Write out the records word for word, with no pictures.

---------- SOURCE INFORMATION

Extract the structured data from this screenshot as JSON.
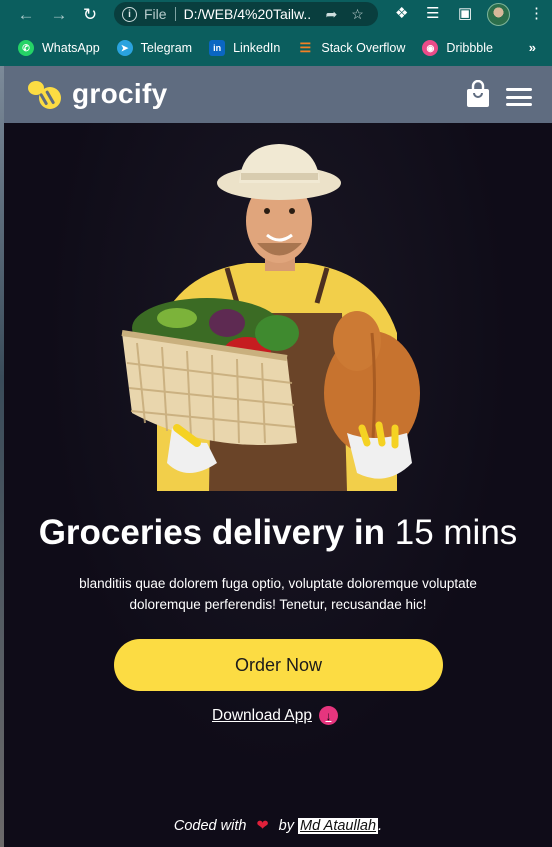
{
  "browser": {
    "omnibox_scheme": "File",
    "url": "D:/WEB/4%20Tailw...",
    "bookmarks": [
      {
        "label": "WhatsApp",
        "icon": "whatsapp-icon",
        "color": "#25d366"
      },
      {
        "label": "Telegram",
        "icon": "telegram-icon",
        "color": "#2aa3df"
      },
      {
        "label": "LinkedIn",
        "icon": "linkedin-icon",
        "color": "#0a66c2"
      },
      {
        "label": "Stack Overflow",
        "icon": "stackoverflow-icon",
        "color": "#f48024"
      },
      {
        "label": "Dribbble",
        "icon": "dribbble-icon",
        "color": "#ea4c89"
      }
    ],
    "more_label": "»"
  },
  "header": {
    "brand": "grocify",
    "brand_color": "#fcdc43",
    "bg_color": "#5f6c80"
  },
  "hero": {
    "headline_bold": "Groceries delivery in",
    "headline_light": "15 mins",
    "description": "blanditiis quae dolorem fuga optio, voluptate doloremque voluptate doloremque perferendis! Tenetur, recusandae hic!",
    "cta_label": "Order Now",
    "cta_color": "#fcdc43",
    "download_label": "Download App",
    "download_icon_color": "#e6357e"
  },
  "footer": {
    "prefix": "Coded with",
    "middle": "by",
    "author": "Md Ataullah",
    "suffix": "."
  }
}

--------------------

• _ANSWER SPACE_:
Extract the structured data from this screenshot as JSON.
{
  "browser": {
    "omnibox_scheme": "File",
    "url": "D:/WEB/4%20Tailw...",
    "bookmarks": [
      {
        "label": "WhatsApp",
        "icon": "whatsapp-icon",
        "color": "#25d366"
      },
      {
        "label": "Telegram",
        "icon": "telegram-icon",
        "color": "#2aa3df"
      },
      {
        "label": "LinkedIn",
        "icon": "linkedin-icon",
        "color": "#0a66c2"
      },
      {
        "label": "Stack Overflow",
        "icon": "stackoverflow-icon",
        "color": "#f48024"
      },
      {
        "label": "Dribbble",
        "icon": "dribbble-icon",
        "color": "#ea4c89"
      }
    ],
    "more_label": "»"
  },
  "header": {
    "brand": "grocify",
    "brand_color": "#fcdc43",
    "bg_color": "#5f6c80"
  },
  "hero": {
    "headline_bold": "Groceries delivery in",
    "headline_light": "15 mins",
    "description": "blanditiis quae dolorem fuga optio, voluptate doloremque voluptate doloremque perferendis! Tenetur, recusandae hic!",
    "cta_label": "Order Now",
    "cta_color": "#fcdc43",
    "download_label": "Download App",
    "download_icon_color": "#e6357e"
  },
  "footer": {
    "prefix": "Coded with",
    "middle": "by",
    "author": "Md Ataullah",
    "suffix": "."
  }
}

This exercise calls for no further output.